How are the trees doing?

Many people ask me how my centuries old olive trees are doing. In my ‘save the trees’ blog and part 2 I describe how the deadly Xylella bacteria is killing all olive trees in Puglia. I wish I had different news, but also the trees at Tiny Trullo are having a hard time. Not only because of the extremely high temperatures and the drought but mainly because the deadly Xylella bacteria is spreading like wildfire. Xylella thrives in the heat, while the resistance of the trees actually deteriorates.

In this blog, you can read how they are doing. Will the advice of the ‘tree doctor’ I found, be able to save them?

A while ago I tried a kind of ‘tree IV’ by Invaio; infusion bottles that drip vitamins and minerals into the trees sap stream. I tried for a year, but they don’t really make a difference, as I also hear from others who have installed them. It was even said that it could be harmful because it would dilate the sap flows of the tree and therefore give the Xylella more access to the tree. So I stopped with this experiment.

Then I met Robert Kiss (Yes, that’s his real name!), a ‘tree doctor’. He knows everything about trees and prunes them by hand, with a handsaw, in the old-fashioned way.

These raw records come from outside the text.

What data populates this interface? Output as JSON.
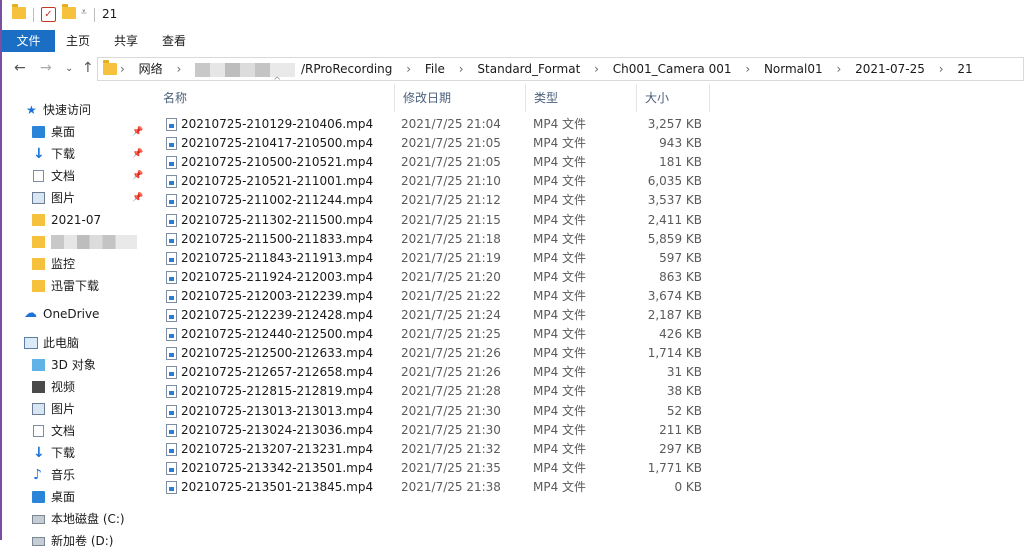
{
  "window": {
    "title": "21"
  },
  "ribbon": {
    "tabs": [
      "文件",
      "主页",
      "共享",
      "查看"
    ]
  },
  "address": {
    "crumbs": [
      "网络",
      "/RProRecording",
      "File",
      "Standard_Format",
      "Ch001_Camera 001",
      "Normal01",
      "2021-07-25",
      "21"
    ]
  },
  "nav": {
    "quick_access": "快速访问",
    "quick_items": [
      {
        "label": "桌面",
        "icon": "desktop-icon",
        "pinned": true
      },
      {
        "label": "下载",
        "icon": "download-icon",
        "pinned": true
      },
      {
        "label": "文档",
        "icon": "document-icon",
        "pinned": true
      },
      {
        "label": "图片",
        "icon": "picture-icon",
        "pinned": true
      },
      {
        "label": "2021-07",
        "icon": "folder-icon",
        "pinned": false
      },
      {
        "label": "",
        "icon": "folder-icon",
        "pinned": false
      },
      {
        "label": "监控",
        "icon": "folder-icon",
        "pinned": false
      },
      {
        "label": "迅雷下载",
        "icon": "folder-icon",
        "pinned": false
      }
    ],
    "onedrive": "OneDrive",
    "this_pc": "此电脑",
    "pc_items": [
      {
        "label": "3D 对象",
        "icon": "3d-objects-icon"
      },
      {
        "label": "视频",
        "icon": "video-icon"
      },
      {
        "label": "图片",
        "icon": "picture-icon"
      },
      {
        "label": "文档",
        "icon": "document-icon"
      },
      {
        "label": "下载",
        "icon": "download-icon"
      },
      {
        "label": "音乐",
        "icon": "music-icon"
      },
      {
        "label": "桌面",
        "icon": "desktop-icon"
      },
      {
        "label": "本地磁盘 (C:)",
        "icon": "drive-icon"
      },
      {
        "label": "新加卷 (D:)",
        "icon": "drive-icon"
      }
    ]
  },
  "columns": {
    "name": "名称",
    "date": "修改日期",
    "type": "类型",
    "size": "大小"
  },
  "files": [
    {
      "name": "20210725-210129-210406.mp4",
      "date": "2021/7/25 21:04",
      "type": "MP4 文件",
      "size": "3,257 KB"
    },
    {
      "name": "20210725-210417-210500.mp4",
      "date": "2021/7/25 21:05",
      "type": "MP4 文件",
      "size": "943 KB"
    },
    {
      "name": "20210725-210500-210521.mp4",
      "date": "2021/7/25 21:05",
      "type": "MP4 文件",
      "size": "181 KB"
    },
    {
      "name": "20210725-210521-211001.mp4",
      "date": "2021/7/25 21:10",
      "type": "MP4 文件",
      "size": "6,035 KB"
    },
    {
      "name": "20210725-211002-211244.mp4",
      "date": "2021/7/25 21:12",
      "type": "MP4 文件",
      "size": "3,537 KB"
    },
    {
      "name": "20210725-211302-211500.mp4",
      "date": "2021/7/25 21:15",
      "type": "MP4 文件",
      "size": "2,411 KB"
    },
    {
      "name": "20210725-211500-211833.mp4",
      "date": "2021/7/25 21:18",
      "type": "MP4 文件",
      "size": "5,859 KB"
    },
    {
      "name": "20210725-211843-211913.mp4",
      "date": "2021/7/25 21:19",
      "type": "MP4 文件",
      "size": "597 KB"
    },
    {
      "name": "20210725-211924-212003.mp4",
      "date": "2021/7/25 21:20",
      "type": "MP4 文件",
      "size": "863 KB"
    },
    {
      "name": "20210725-212003-212239.mp4",
      "date": "2021/7/25 21:22",
      "type": "MP4 文件",
      "size": "3,674 KB"
    },
    {
      "name": "20210725-212239-212428.mp4",
      "date": "2021/7/25 21:24",
      "type": "MP4 文件",
      "size": "2,187 KB"
    },
    {
      "name": "20210725-212440-212500.mp4",
      "date": "2021/7/25 21:25",
      "type": "MP4 文件",
      "size": "426 KB"
    },
    {
      "name": "20210725-212500-212633.mp4",
      "date": "2021/7/25 21:26",
      "type": "MP4 文件",
      "size": "1,714 KB"
    },
    {
      "name": "20210725-212657-212658.mp4",
      "date": "2021/7/25 21:26",
      "type": "MP4 文件",
      "size": "31 KB"
    },
    {
      "name": "20210725-212815-212819.mp4",
      "date": "2021/7/25 21:28",
      "type": "MP4 文件",
      "size": "38 KB"
    },
    {
      "name": "20210725-213013-213013.mp4",
      "date": "2021/7/25 21:30",
      "type": "MP4 文件",
      "size": "52 KB"
    },
    {
      "name": "20210725-213024-213036.mp4",
      "date": "2021/7/25 21:30",
      "type": "MP4 文件",
      "size": "211 KB"
    },
    {
      "name": "20210725-213207-213231.mp4",
      "date": "2021/7/25 21:32",
      "type": "MP4 文件",
      "size": "297 KB"
    },
    {
      "name": "20210725-213342-213501.mp4",
      "date": "2021/7/25 21:35",
      "type": "MP4 文件",
      "size": "1,771 KB"
    },
    {
      "name": "20210725-213501-213845.mp4",
      "date": "2021/7/25 21:38",
      "type": "MP4 文件",
      "size": "0 KB"
    }
  ]
}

This takes more time (and therefore money) than what the locals do nowadays: with large machines and chainsaws. Robert’s way is better for the trees because he really looks at what the tree needs per branch. He says we can keep the trees healthy(er) by properly pruning them subtly at different times during the year, making them resistant to Xylella for longer. Mounds of earth are also constructed around the tree trunks so that the tree roots are less affected by the heat.

Of course, I want the best for my trees, no matter what the cost. Tiny Trullo without trees, that’s impossible to imagine, right? In the south of Puglia, I see more and more land with dead trees, it has become a ghost area, a desert, so sad. I will do everything I can to prevent that.

So we started maintaining my trees his way. Half of my trees were pruned three years ago and thankfully looked good (the photo on the right is a pruned tree). The other half (the neighbour’s land that I later bought) had not been maintained for 15 years (the large tree in the left photo). They were huge (and beautiful, I thought), but the trees were dormant and the Xylella had taken over: you can see that there are a lot of dead branches. In short: they urgently need help.

A schedule was drawn up and we (Robert and his team) got to work.

Unfortunately, I heard from Robert this summer that the ‘good’ trees are now also heavily affected by Xylella, so the pruning schedule is being accelerated.

Fingers crossed, please light a candle for the TinyTrullo (and all the other) trees, they really need it.

PS Will you support me and the trees in this fight? Please consider adopting an olive tree. Together we stand stronger!